Iowa State Daily

Iowa Gov. Terry Branstad during an event Sept. 9, 2014 in the Gallery Room of the Memorial Union at Iowa State University.

Alex Hanson

Iowa Gov. Terry Branstad delivered his annual Condition of the State address Tuesday. Here are five takeaways from his address:

1. Low budget projections concerns both parties

Members of both parties have said due to things like the avian influenza outbreak and low commodity prices, the state revenue projections would be lower than expected. Branstad echoed that concern Tuesday in his address.

“While we still see some growth, it is not as robust as we had hoped and expected,” Branstad said.

His budget does balance, the governor’s office says. The two highest spending areas are education and Medicaid. Read the full budget here.

2. Criminal justice reform is a priority

Branstad said after meeting with NAACP leaders in Iowa, he has decided to make criminal justice reform a priority in the state.

He called on the legislature to pass legislation protecting children and family members from human trafficking; to combat domestic violence; to examine the funding model for Drug and Mental Health Court; and to address the confidentiality of juvenile delinquency records.

“Ensuring the fundamental fairness of our system is a worthy goal,” Branstad said. “But a fairer and more equitable criminal justice system also aligns with the long-term interests of taxpayers who fund our criminal justice system.”

3. Increase in K-12 education, but silent on college

Even with low budget projections, Branstad said he is ready to increase K-12 funding the state by over $145 million, bringing the total cost statewide to over $3.2 billion this year.

“To make this level of funding possible, we have made tough decisions in other budget areas,” Branstad said. “It is my sincere hope the General Assembly will move quickly to approve supplemental state aid early this session.”
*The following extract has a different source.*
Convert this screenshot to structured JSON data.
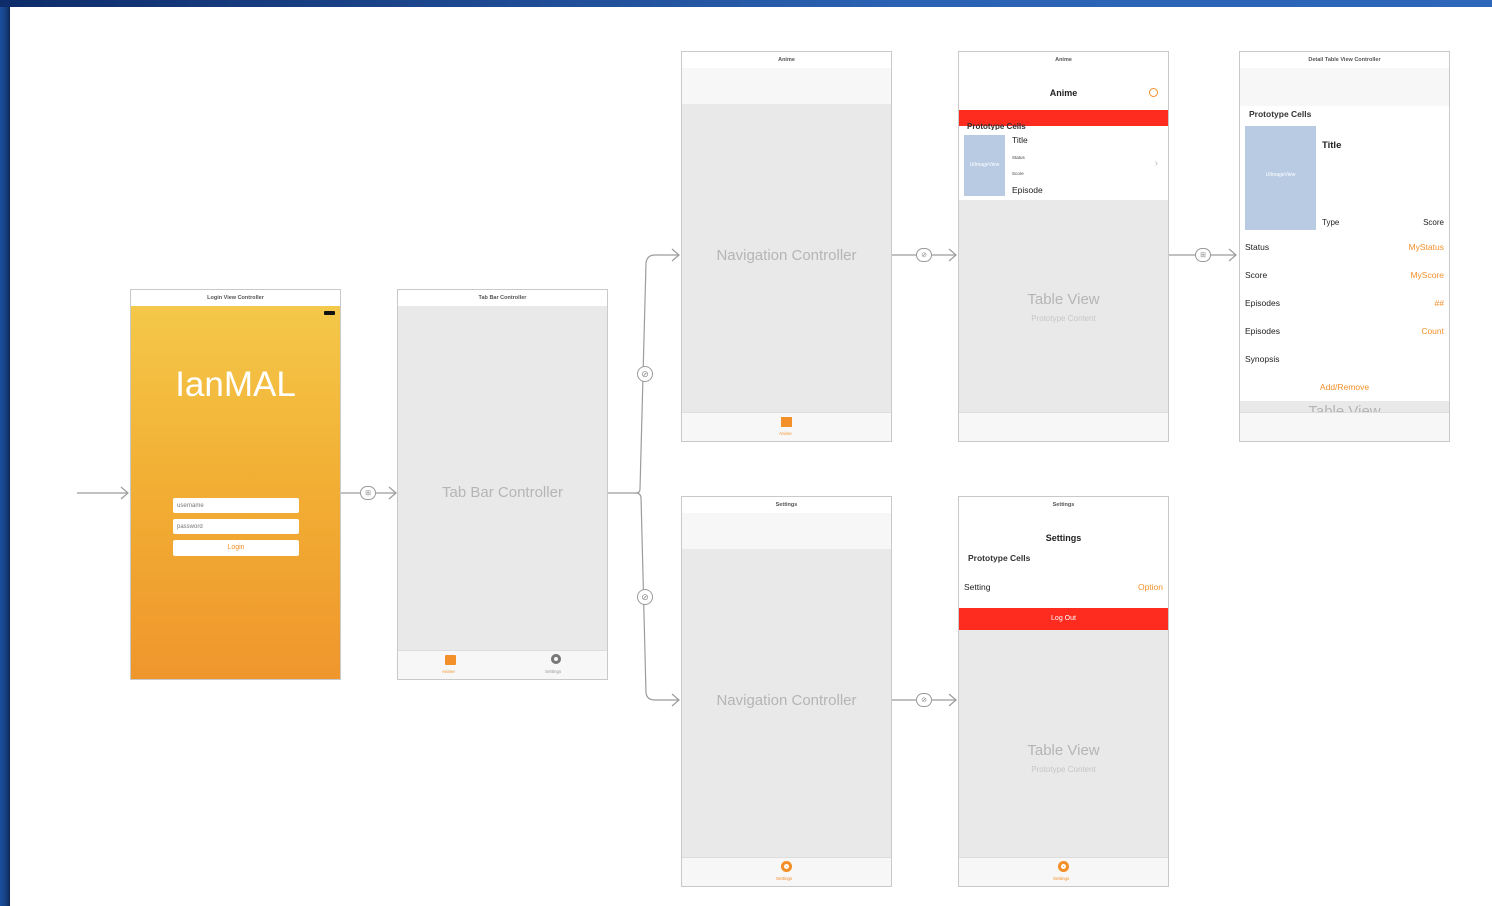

Besides mentioning he wants to see an increase in job training programs that will eliminate the skills gap between some students, he was silent on higher education funding.

Board of Regents President President Bruce Rastetter said in a statement that he appreciates the governor’s commitment to higher education and looks forward to working with the legislature.

“We will continue to be good stewards with the money that is appropriated to us. We will also continue to strive to find ways to be more efficient and effective with our funds,” Rastetter said.

4. Still moving forward with Medicaid privatization

One of Branstad’s first points was that he will continue the push to “modernize” Iowa’s Medicaid system by transitioning it to managed care by private companies.

“In order to improve patient health and increase the coordination of services–as well as control Medicaid costs–the state of Iowa is implementing a modern approach toward Medicaid through managed care, as most other states have already done” Branstad said. “If the state fails to implement managed care, the growth of Medicaid spending will consume virtually all of our revenue growth.”

5. Democratic response

Senate Majority Leader Mike Gronstal, D-Council Bluffs, told Iowa Public Television after the event that while he did not want to talk about it much, he was surprised Branstad would take credit to the wind energy program, which Gronstal said was only possible because of legislative action.

Gronstal also said he was disappointed that the governor did not talk about higher education funding more in his speech, saying Democrats are focused on growing the middle class, which includes controlling the cost of tuition.

House Minority Leader Mark Smith, D-Marshalltown, said in a statement that he agrees with the push for closing the “skills gap” with job training programs, he expressed concern about Branstad’s continued push to privative Medicare.

“I’m troubled that the Governor still isn’t listening to Iowans about the Medicaid mess he created last year,” Smith said. “There are real lives at stake and 560,000 Iowans are being forced in to a new private system without many answers. The Governor didn’t address any of their concerns today.”